Stephen King, #1 New York Times bestselling author

“Imaginative, open-ended, provocative, and gritty, this is a challenging novel, and Turpin’s memorable performance highlights the outstanding world building, lyrical prose, authentic characters, and richly layered story line. Turpin’s clear and thoughtful reading guides listeners through the book’s complexities, clarifying language and ideas and revealing its heartfelt center: What does it mean to be human?”

Booklist (starred audio review)

“A story of loving self-sacrifice, hallucinatory beauty, and poisonous trust…there’s enough allusiveness in this story to satisfy a whole conference of literary critics…these heady delights only add to the engrossing richness of Borne. The main attraction is a tale of mothers and monsters—and of how we make each other with our love.”

Washington Post

Borne, Jeff Vandermeer’s lyrical and harrowing new novel, may be the most beautifully written, and believable, post-apocalyptic tale in recent memory…VanderMeer…outdoes himself in this visionary novel.”

Los Angeles Times

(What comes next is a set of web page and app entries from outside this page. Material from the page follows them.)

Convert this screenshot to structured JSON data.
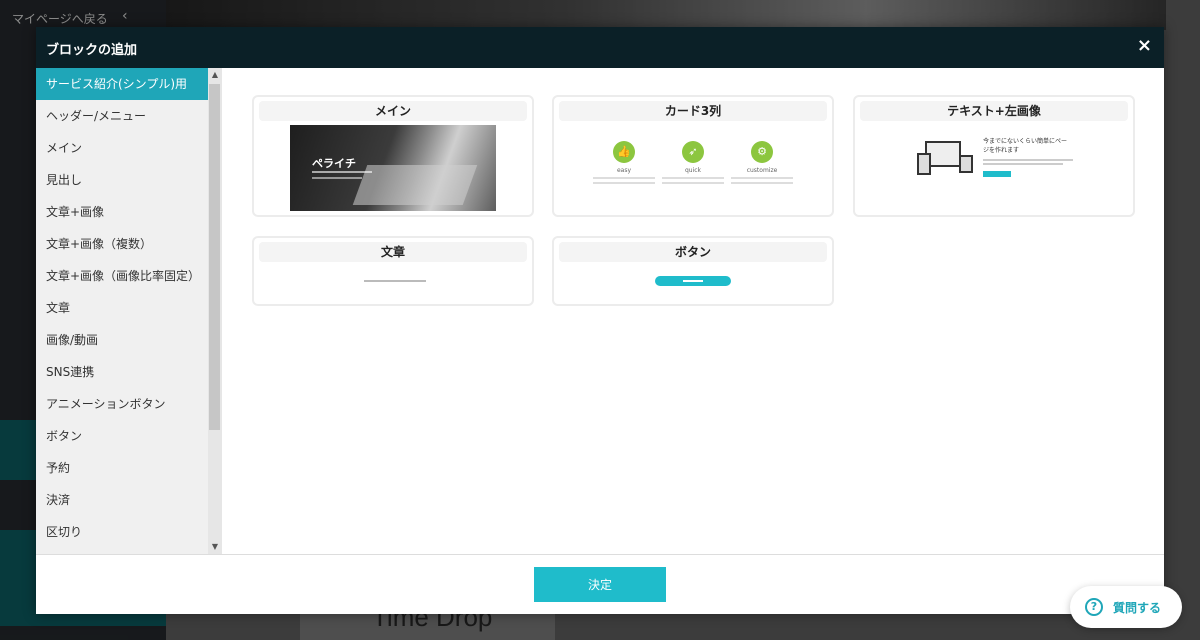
{
  "background": {
    "back_link": "マイページへ戻る",
    "page_heading": "Time Drop"
  },
  "modal": {
    "title": "ブロックの追加",
    "close_icon": "×",
    "categories": [
      "サービス紹介(シンプル)用",
      "ヘッダー/メニュー",
      "メイン",
      "見出し",
      "文章+画像",
      "文章+画像（複数）",
      "文章+画像（画像比率固定）",
      "文章",
      "画像/動画",
      "SNS連携",
      "アニメーションボタン",
      "ボタン",
      "予約",
      "決済",
      "区切り"
    ],
    "active_category": "サービス紹介(シンプル)用",
    "blocks": [
      {
        "title": "メイン",
        "preview_brand": "ペライチ"
      },
      {
        "title": "カード3列",
        "labels": [
          "easy",
          "quick",
          "customize"
        ]
      },
      {
        "title": "テキスト+左画像",
        "preview_heading": "今までにないくらい簡単にページを作れます"
      },
      {
        "title": "文章"
      },
      {
        "title": "ボタン"
      }
    ],
    "confirm_label": "決定"
  },
  "help": {
    "icon": "?",
    "label": "質問する"
  },
  "colors": {
    "accent": "#1fbccb",
    "header": "#0b2027",
    "active_item": "#1fa6b8",
    "card_icon": "#8cc63f"
  }
}
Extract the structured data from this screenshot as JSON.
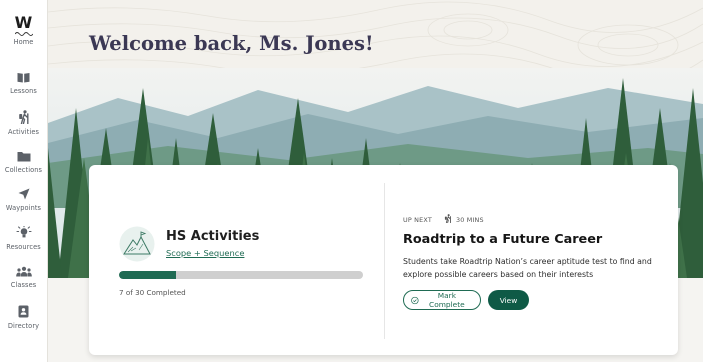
{
  "sidebar": {
    "logo": "W",
    "items": [
      {
        "label": "Home",
        "icon": "home-logo-icon"
      },
      {
        "label": "Lessons",
        "icon": "book-icon"
      },
      {
        "label": "Activities",
        "icon": "hiker-icon"
      },
      {
        "label": "Collections",
        "icon": "folder-icon"
      },
      {
        "label": "Waypoints",
        "icon": "navigation-arrow-icon"
      },
      {
        "label": "Resources",
        "icon": "lightbulb-icon"
      },
      {
        "label": "Classes",
        "icon": "people-icon"
      },
      {
        "label": "Directory",
        "icon": "contact-book-icon"
      }
    ]
  },
  "header": {
    "welcome": "Welcome back, Ms. Jones!"
  },
  "card": {
    "activity": {
      "title": "HS Activities",
      "link": "Scope + Sequence",
      "completed": 7,
      "total": 30,
      "completed_text": "7 of 30 Completed"
    },
    "up_next": {
      "label": "UP NEXT",
      "duration": "30 MINS",
      "title": "Roadtrip to a Future Career",
      "description": "Students take Roadtrip Nation’s career aptitude test to find and explore possible careers based on their interests",
      "mark_complete": "Mark Complete",
      "view": "View"
    }
  },
  "colors": {
    "accent": "#1f6b53",
    "accent_dark": "#0f5a46",
    "title": "#3b3854",
    "progress_track": "#cfcfcf"
  }
}
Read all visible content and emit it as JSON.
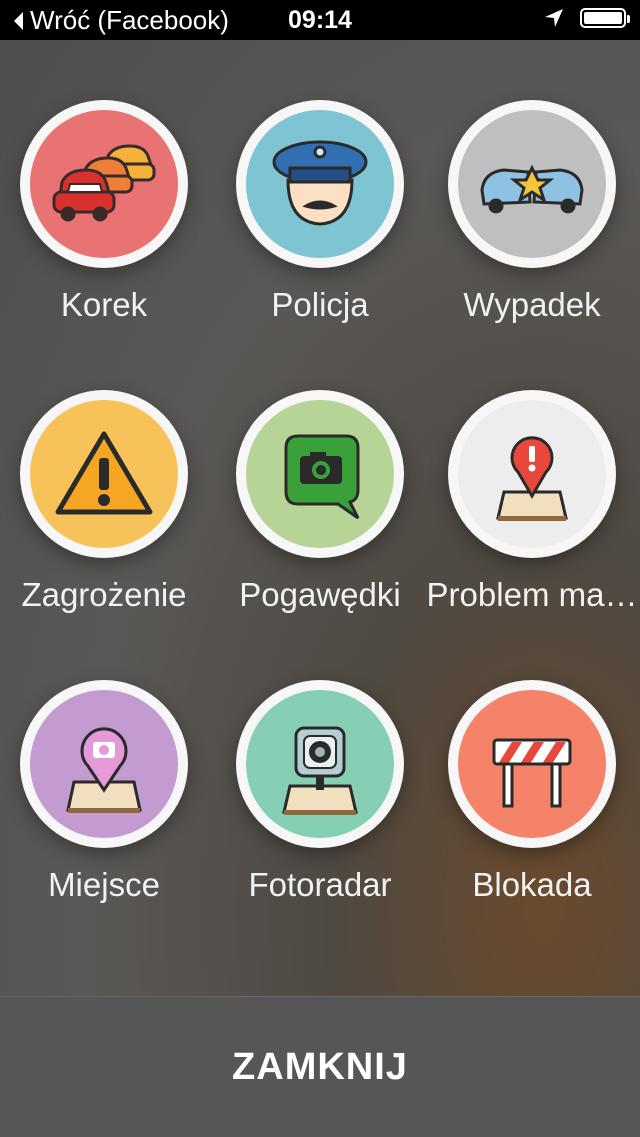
{
  "status_bar": {
    "back_label": "Wróć (Facebook)",
    "time": "09:14"
  },
  "tiles": [
    {
      "label": "Korek",
      "color": "#e97272",
      "icon": "traffic-jam-icon"
    },
    {
      "label": "Policja",
      "color": "#7ec4d2",
      "icon": "police-icon"
    },
    {
      "label": "Wypadek",
      "color": "#bfbfbf",
      "icon": "accident-icon"
    },
    {
      "label": "Zagrożenie",
      "color": "#f8c25a",
      "icon": "hazard-icon"
    },
    {
      "label": "Pogawędki",
      "color": "#b6d496",
      "icon": "chit-chat-icon"
    },
    {
      "label": "Problem ma…",
      "color": "#ededed",
      "icon": "map-problem-icon"
    },
    {
      "label": "Miejsce",
      "color": "#c39bd0",
      "icon": "place-icon"
    },
    {
      "label": "Fotoradar",
      "color": "#86cfb4",
      "icon": "speed-camera-icon"
    },
    {
      "label": "Blokada",
      "color": "#f5836a",
      "icon": "closure-icon"
    }
  ],
  "close_label": "ZAMKNIJ"
}
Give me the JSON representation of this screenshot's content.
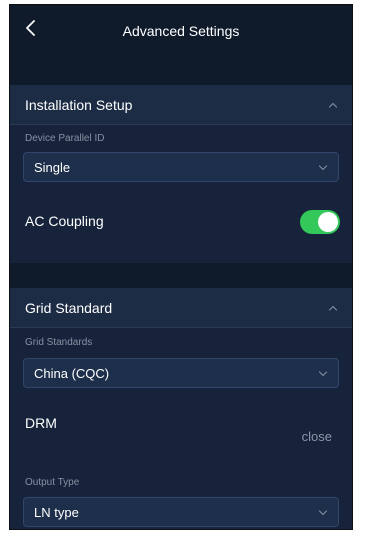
{
  "header": {
    "title": "Advanced Settings",
    "back_icon": "chevron-left-icon"
  },
  "installation_setup": {
    "title": "Installation Setup",
    "collapse_icon": "chevron-up-icon",
    "device_parallel_id": {
      "label": "Device Parallel ID",
      "value": "Single"
    },
    "ac_coupling": {
      "label": "AC Coupling",
      "enabled": true
    }
  },
  "grid_standard": {
    "title": "Grid Standard",
    "collapse_icon": "chevron-up-icon",
    "grid_standards": {
      "label": "Grid Standards",
      "value": "China (CQC)"
    },
    "drm": {
      "label": "DRM",
      "value": "close"
    },
    "output_type": {
      "label": "Output Type",
      "value": "LN type"
    }
  },
  "colors": {
    "background": "#16233a",
    "navbar": "#0f1a2b",
    "section_header": "#1c2c45",
    "input_bg": "#1e2f4b",
    "toggle_on": "#34c759"
  }
}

“Jeff VanderMeer’s Southern Reach Trilogy was an ever-creeping map of the apocalypse; with Borne he continues his investigation into the malevolent grace of the world, and it’s a thorough marvel.”

Colson Whitehead, National Book Award–winning author

“Reading like a dispatch from a world lodged somewhere between science fiction, myth, and a video game…Something more than just weird fiction: weird literature.”

Publishers Weekly (starred review)

“VanderMeer marries bildungsroman, domestic drama, love story, and survival thriller into one compelling, intelligent story.”

Booklist (starred review)

“Superb: a protagonist and a tale sure to please fans of smart, literate fantasy and science fiction.”

Kirkus Reviews (starred review)

“VanderMeer delivers a work of dystopian ecofiction that will appeal to fans of Margaret Atwood’s MaddAddam trilogy, albeit with a weirder sensibility. The language is lush and playful, with surreal touches, such as the building-sized bear that wanders a ruined landscape, attacking the sparse human population.”

Library Journal